“Once this is approved by the safety and security clusters of both countries it will provide for cross border operations,” department spokesman Albi Modise said. He did not give a timeline for finalisation of the protocol.

Other efforts to stop, or at least slow down, the rate of rhino killing in Kruger include maintenance and erection of fencing along the park’s eastern (Mozambican) boundary; strengthening a buffer zone in Mozambique through the establishment of the Greater Lubumbo Conservancy; creating an intensive protection zone in the Limpopo National Park, deploying a well-trained and armed anti-poaching unit to collaborate with the Kruger National park anti-poaching unit and synchronising operational plans between the Kruger (South Africa) and Limpopo (Mozambique) parks.

Latest rhino kill statistics show Kruger has lost 185 of the 294 rhino killed to date this year. In 2010 the national loss of rhino was 333 but massive increases in poaching activity saw this figure rise to the all-time high of 1004 last year.



South Africa has committed just on R25 million to Mozambique to assist with that country’s anti-poaching efforts.
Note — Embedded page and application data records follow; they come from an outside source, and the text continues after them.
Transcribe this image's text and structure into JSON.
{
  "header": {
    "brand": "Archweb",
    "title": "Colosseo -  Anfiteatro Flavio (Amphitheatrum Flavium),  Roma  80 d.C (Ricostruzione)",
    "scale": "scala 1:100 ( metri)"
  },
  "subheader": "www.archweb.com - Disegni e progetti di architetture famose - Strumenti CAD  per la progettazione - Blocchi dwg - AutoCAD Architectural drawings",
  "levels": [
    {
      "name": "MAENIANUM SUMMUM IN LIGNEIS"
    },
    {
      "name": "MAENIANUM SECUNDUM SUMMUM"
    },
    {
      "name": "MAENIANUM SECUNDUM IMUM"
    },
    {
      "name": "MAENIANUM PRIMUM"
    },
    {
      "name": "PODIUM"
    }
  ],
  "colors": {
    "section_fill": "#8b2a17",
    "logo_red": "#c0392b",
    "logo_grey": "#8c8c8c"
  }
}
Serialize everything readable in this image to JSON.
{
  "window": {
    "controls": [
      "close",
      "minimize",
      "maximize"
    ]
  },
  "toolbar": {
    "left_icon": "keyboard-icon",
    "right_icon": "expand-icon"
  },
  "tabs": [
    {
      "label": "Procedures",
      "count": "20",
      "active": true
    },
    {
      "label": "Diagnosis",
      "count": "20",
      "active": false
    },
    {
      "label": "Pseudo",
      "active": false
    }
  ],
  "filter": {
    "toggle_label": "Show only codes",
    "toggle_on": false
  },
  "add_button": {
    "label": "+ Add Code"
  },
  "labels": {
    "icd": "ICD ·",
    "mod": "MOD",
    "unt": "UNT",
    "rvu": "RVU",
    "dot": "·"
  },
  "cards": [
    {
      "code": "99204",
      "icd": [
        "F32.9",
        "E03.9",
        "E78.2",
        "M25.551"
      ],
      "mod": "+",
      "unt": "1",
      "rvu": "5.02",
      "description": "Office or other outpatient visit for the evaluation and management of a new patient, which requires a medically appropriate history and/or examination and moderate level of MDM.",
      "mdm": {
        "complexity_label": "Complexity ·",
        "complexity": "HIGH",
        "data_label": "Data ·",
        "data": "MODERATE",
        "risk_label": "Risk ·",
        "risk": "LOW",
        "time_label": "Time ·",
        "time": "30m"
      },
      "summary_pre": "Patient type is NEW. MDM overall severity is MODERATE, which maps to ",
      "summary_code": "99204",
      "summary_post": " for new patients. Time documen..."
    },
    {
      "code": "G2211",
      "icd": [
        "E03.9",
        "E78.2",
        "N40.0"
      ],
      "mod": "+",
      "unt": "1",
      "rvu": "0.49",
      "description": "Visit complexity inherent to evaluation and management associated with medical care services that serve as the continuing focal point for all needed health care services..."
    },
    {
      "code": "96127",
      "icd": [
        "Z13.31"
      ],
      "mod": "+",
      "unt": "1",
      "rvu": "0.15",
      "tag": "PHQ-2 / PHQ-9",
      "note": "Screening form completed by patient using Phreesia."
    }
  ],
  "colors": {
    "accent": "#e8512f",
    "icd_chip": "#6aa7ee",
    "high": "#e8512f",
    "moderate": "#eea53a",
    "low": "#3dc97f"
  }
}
The money has been earmarked for the implementation of counter-trafficking measures, the improvement of communication networks, the training and capacity building of field rangers, the provision of vital operational equipment, the deployment of sniffer dogs and community awareness projects.